How it works?
Go through seven topics related to the end of life.
Fill in your preferences.
At the end, you will get a complete list of your last wishes.
Until you share your list, nobody can see it.
Your data is safe. You can always change your preferences and generate a new list.
You can delete your account at any time.
You will get a unique link to your list, which you can share.
You can send it out to selected e-mail addresses or share on social networks.
Sharing is not obligatory. You can also print your list or save it for yourself only.
You can choose which parts you want to share
with your family and friends and which can go public.
You can label any part of the list as private.
Then you get two different lists - one including the private parts and one without them.
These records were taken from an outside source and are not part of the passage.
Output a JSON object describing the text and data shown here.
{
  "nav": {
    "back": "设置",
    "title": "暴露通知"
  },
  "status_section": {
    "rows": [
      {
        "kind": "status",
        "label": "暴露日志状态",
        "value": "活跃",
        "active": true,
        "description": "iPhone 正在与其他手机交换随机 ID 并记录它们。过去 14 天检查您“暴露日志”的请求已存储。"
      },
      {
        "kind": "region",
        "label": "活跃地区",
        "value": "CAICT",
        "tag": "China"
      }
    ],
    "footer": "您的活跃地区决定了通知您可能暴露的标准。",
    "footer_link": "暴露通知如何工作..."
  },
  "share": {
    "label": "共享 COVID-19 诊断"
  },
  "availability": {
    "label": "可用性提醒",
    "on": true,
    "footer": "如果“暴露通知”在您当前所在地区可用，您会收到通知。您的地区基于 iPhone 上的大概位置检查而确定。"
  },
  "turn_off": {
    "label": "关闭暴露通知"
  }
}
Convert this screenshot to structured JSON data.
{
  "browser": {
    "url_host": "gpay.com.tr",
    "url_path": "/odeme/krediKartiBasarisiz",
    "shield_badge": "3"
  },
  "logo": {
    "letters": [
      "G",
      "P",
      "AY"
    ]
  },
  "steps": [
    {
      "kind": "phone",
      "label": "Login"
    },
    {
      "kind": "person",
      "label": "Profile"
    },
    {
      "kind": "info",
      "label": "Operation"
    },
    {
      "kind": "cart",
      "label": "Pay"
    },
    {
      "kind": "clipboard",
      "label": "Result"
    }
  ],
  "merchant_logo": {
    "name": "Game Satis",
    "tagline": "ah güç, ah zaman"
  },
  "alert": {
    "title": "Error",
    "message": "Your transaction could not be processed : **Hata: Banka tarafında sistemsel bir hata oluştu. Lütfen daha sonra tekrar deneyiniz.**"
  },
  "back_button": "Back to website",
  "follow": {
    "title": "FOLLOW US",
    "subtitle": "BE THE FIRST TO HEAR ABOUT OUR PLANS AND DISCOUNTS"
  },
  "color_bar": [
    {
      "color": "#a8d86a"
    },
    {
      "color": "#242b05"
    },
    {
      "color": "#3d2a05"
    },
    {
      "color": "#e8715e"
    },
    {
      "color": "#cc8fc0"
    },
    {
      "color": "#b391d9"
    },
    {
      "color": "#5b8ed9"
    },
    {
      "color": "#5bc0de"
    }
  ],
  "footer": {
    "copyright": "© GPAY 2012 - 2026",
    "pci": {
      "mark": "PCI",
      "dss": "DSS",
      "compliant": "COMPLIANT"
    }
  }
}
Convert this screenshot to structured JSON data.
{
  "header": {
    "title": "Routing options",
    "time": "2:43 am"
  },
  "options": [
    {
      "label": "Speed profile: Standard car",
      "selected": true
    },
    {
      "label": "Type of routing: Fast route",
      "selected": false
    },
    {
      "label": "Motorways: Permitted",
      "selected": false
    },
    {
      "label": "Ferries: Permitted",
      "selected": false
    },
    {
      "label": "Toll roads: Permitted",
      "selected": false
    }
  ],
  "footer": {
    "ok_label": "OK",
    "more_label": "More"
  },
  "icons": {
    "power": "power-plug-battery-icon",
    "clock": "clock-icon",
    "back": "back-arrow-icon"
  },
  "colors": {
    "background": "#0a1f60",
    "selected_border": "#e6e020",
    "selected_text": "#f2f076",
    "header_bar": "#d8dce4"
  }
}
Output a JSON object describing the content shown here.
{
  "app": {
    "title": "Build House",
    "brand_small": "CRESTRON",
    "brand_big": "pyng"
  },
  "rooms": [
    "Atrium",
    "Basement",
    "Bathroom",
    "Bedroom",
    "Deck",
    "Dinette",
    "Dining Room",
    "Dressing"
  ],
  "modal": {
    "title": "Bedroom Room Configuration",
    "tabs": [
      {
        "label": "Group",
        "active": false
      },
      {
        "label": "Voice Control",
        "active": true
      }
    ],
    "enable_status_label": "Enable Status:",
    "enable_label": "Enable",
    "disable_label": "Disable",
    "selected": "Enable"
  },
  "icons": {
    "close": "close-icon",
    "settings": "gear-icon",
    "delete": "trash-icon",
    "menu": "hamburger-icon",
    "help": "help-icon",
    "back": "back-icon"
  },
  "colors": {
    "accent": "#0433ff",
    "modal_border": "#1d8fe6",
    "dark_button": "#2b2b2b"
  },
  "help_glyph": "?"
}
It's up to you which one you will share with whom.
1. My music
Listen to the most popular songs and compositions played at Czech funerals. If you don’t let your nearest and dearest know that you would prefer something else, this is what they will play at yours too. Simply choose your favourites on YouTube and add them to your playlist.
2. My clothes
"The tailor makes the man " – even after death. Your sartorial choices will stay with you until the very end. So decide how to dress – choose from the list below and then describe which pieces from your wardrobe to use.
Relatives usually dress their dear departed in the most formal attire they can find, such as a suit that the person last wore at their grandchild’s college graduation ceremony, instead of a favourite T-shirt, a sweater that the grandma knitted herself, or grandpa’s fishing trousers, i.e. clothes in which they used to feel best or that best express their personality. Do not let yourself be deceived that it is somehow inappropriate to get buried with bare feet. You can even be naked if you feel like it. You can also get buried with your favourite personal items that are precious to you. The only thing that you should not take to your grave is toxic waste – not that anyone would.
3. My funeral
What is my funeral going to be like? And what about the days after?
Funerals that you may have attended so far were likely rather similar. But even so, there is no prescribed format that you necessarily have to follow. Place and time, the music, decorations, order of proceedings – every last farewell can be unique. There are some limitations, though. If you want to be buried in the soil, in many countries you will have to limit your choices to registered burial grounds. You can usually have your ashes scattered anywhere, though, as long as you receive the landowner’s consent. If you are a DIY enthusiast or an environmentalist, you may be interested in natural internment. You can get buried under a tree, at a natural cemetery, in an eco-friendly wicker or wool-fleece coffin. Or you can opt for a biodegradable urn containing flower or tree seeds.
5. My funeral card
A death notice can be much more than a piece of paper pinned to a notice board in your building or at the village square. Here is the place to design your own. You may also list the persons you wish to send it to.
Death notices are depressingly uniform. Most of the times, relatives have them done at the funeral home; the bereaved might be able to pick a particular verse, and add their names to the notice. We dare say that it wouldn’t take most of us 5 minutes to put together a death notice in a text editor. So why not actually do it? Here are some suggestions: Does it really have to be done in black and white? Does there have to be a sign of the cross? Why not your favourite photo? Could there be some kind of a personal message instead of a generic quote? If you don’t feel up to designing your own death notice, you surely have talented friends who will be honoured to be charged with this task.
6. My fears
Admitting fear is the first step on the way to getting rid of it. I get scared whenever I think of dying. How about you? What are you afraid of?
What others are afraid of
I fear for the people I love.
I’m afraid because I don’t know what the future will bring. I fear I won’t manage to accomplish everything I’ve planned.
What are you afraid of?
A study performed by researchers at the University of Los Angeles, published in the Psychological Science journal, proves that talking about our fears and concerns is the best way to fight them. Not that you have to share your innermost fears with scientists; just admit them to yourself, and then share them with others. Showing your fears may also help the people around you realize what it is that they fear.
7. My last wish
If there is anything you would like to say, this is your last chance.
All of my life, I’ve been following this principle…
I don’t want you to forget…
I would also like to…
The My Stuff section provides a brief explanation concerning your last will; that is, how to proceed if you want your possessions to come into the right hands. However, your last wishes may also concern things such as medical care. You can draft an advance directive to express your consent or refusal regarding any medical procedures in case you are no longer capable of expressing them when they come to affect you – if, for example, you are unconscious or suffering from dementia. You may use an advance directive to tell the doctors whether you want a blood transfusion or not; whether you wish for continued life support; whether you wish to donate organs. Such a wish may also designate a person that you authorize to make such decisions on your behalf.